Shystie features on Neptune, which Banks released a day earlier than Fantasea, and if you’ve noticed an aquatic theme starting to build up, it’s not by accident, given her fascination with mermaids. That continues on Atlantis and the slightly eerie and dubsteppy title track, which finishes off with a nice bit of jazz.
Fuck Up The Fun is one of the familiar tracks on here and showcases the kind of quickfire rapping that people will recognise from 212, while the percussive production from Diplo and Master D sounds a bit like something Missy Elliott and Timbaland used to come up with.
That kind production is all across Fantasea, which rarely plays it straightforward and is all the better for it, and Fierce is another fine example. Of course, the danger of having a ‘sound’ like that is that you risk it all starting to come across as much of a muchness, so it’s a relief when the beefier Nathan shows up.

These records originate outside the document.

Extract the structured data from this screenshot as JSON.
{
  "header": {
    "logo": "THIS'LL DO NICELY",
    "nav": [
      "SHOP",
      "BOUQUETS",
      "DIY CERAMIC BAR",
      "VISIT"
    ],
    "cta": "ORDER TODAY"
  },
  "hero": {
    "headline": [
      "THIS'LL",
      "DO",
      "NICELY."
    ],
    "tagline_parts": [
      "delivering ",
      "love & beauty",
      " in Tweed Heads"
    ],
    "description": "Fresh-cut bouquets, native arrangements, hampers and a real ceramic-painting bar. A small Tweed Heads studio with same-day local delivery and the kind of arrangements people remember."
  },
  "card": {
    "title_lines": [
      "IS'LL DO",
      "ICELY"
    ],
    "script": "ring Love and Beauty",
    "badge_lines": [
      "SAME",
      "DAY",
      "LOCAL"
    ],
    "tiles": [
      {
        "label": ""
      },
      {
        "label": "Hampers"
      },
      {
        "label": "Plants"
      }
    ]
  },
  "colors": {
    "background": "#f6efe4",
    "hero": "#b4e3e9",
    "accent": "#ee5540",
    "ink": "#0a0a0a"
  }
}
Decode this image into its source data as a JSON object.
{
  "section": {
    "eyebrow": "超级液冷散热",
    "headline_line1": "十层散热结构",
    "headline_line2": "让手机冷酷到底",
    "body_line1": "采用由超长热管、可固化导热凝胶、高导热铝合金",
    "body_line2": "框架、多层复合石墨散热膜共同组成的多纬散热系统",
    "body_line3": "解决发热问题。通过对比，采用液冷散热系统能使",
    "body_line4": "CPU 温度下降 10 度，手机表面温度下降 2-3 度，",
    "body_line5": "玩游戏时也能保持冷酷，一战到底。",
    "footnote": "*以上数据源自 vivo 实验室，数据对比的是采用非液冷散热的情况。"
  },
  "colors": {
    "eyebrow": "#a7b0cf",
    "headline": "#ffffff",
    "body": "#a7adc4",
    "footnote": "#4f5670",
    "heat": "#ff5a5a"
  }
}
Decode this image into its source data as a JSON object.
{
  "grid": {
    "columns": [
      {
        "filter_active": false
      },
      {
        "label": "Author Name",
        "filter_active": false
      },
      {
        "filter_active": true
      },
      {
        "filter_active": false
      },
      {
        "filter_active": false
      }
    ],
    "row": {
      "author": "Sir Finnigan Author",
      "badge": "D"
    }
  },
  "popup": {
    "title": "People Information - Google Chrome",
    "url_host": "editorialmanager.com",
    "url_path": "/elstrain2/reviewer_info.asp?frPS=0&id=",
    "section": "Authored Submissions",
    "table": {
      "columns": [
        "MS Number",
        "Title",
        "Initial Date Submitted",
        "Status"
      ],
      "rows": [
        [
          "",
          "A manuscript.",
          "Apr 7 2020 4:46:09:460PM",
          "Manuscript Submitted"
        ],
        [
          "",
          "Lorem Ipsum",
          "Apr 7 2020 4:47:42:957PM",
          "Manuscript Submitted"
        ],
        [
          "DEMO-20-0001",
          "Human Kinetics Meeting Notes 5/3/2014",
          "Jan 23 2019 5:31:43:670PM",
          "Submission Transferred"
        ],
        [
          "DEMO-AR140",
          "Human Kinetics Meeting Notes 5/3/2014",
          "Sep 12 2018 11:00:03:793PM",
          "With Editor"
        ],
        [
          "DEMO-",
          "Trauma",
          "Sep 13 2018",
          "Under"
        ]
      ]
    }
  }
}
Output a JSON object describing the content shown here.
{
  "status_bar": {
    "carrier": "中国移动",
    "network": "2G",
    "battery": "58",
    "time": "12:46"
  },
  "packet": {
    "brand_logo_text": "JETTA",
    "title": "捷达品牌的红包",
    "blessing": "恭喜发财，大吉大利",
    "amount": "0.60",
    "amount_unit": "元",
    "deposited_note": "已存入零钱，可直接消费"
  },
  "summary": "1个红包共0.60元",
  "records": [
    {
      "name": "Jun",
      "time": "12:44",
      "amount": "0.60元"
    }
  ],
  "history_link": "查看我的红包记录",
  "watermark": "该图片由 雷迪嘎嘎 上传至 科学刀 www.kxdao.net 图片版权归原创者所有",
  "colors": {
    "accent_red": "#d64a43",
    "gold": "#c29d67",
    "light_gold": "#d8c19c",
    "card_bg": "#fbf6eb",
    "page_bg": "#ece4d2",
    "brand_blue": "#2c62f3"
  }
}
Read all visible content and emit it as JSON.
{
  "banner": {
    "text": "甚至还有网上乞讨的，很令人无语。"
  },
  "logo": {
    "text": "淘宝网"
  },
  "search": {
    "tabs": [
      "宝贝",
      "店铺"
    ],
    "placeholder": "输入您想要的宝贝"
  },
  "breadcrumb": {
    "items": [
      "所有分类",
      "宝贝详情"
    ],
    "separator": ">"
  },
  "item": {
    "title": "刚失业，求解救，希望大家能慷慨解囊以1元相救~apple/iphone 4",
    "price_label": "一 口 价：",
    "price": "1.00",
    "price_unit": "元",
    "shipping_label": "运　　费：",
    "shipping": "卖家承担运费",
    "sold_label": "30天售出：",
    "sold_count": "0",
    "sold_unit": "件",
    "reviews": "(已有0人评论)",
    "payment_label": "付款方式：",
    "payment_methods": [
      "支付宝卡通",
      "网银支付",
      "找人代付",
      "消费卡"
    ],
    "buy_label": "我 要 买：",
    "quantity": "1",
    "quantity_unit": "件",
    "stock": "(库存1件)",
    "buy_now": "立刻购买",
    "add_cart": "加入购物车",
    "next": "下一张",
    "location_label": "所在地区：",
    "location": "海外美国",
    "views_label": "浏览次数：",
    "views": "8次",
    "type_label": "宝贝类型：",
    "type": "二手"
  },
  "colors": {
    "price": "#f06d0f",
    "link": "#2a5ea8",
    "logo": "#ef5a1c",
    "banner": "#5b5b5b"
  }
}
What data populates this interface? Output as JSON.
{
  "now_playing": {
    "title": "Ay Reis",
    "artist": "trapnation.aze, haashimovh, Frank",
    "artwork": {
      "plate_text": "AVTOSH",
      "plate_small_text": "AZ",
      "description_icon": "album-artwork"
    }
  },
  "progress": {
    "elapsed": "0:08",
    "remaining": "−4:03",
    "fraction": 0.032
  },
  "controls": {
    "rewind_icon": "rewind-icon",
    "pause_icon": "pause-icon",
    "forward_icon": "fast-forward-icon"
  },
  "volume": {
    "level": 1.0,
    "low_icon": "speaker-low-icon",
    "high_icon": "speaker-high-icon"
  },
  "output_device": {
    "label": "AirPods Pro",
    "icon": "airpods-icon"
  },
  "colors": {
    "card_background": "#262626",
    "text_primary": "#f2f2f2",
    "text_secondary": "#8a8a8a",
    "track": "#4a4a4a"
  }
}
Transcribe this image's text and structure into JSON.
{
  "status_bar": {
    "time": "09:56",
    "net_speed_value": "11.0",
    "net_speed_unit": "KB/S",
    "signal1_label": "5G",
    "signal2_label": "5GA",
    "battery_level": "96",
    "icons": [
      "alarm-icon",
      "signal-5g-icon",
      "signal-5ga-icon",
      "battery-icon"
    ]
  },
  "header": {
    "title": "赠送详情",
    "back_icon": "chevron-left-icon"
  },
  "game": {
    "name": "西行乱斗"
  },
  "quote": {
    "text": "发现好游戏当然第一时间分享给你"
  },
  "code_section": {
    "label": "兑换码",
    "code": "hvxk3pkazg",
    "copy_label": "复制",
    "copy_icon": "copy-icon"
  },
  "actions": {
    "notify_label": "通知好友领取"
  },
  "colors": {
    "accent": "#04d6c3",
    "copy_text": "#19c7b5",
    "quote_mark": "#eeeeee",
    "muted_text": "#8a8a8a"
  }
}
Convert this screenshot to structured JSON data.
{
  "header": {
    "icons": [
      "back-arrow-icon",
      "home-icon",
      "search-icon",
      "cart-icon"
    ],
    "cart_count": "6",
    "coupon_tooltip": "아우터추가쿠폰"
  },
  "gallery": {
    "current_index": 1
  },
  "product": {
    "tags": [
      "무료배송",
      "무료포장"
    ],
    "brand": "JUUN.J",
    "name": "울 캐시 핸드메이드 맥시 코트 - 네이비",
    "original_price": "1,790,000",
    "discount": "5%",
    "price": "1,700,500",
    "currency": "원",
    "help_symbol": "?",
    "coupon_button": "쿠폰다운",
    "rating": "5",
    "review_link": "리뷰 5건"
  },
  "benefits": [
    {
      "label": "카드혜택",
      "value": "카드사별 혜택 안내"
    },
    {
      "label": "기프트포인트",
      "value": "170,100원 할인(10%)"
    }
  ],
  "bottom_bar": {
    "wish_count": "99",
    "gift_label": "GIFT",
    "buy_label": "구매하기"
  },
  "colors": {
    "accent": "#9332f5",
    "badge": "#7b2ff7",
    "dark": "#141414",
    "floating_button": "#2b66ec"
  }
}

She’s described as being a response to her critics: “I’m that rap girl who’s out here and doesn’t have another rapper behind her, but she’s got all this mouth and she’s all over the place, So [this collaboration] was cool for me [because I'm like] ‘What ya’ll gonna say now, when I bust out with that Styles P record?’ Ya’ll not gon’ call me fake and make fun of me for having one song. Yeah, I make lil’ dance music and ya’ll got jokes, whatever—watch when I come out with the Styles P record.’”
And it’s a fine song too, with nice production from Drums Of Death and a feisty performance from Banks that puts it as the standout track here, possibly along with the shimmery dance track Jumanji, which is probably the kind of track that provokes the responses that she’s complaining about on Nathan. But both sides are what make her an interesting artist.
But, at the end of the day Fantasea is just a mixtape, and it’s far from perfect. There’s quite a few tracks that leave little impression and it’s a bit too long, but it does offer some more tantalising tastes of what we could hope to get from Broke With Expensive Taste, her first album proper, which is due later this year.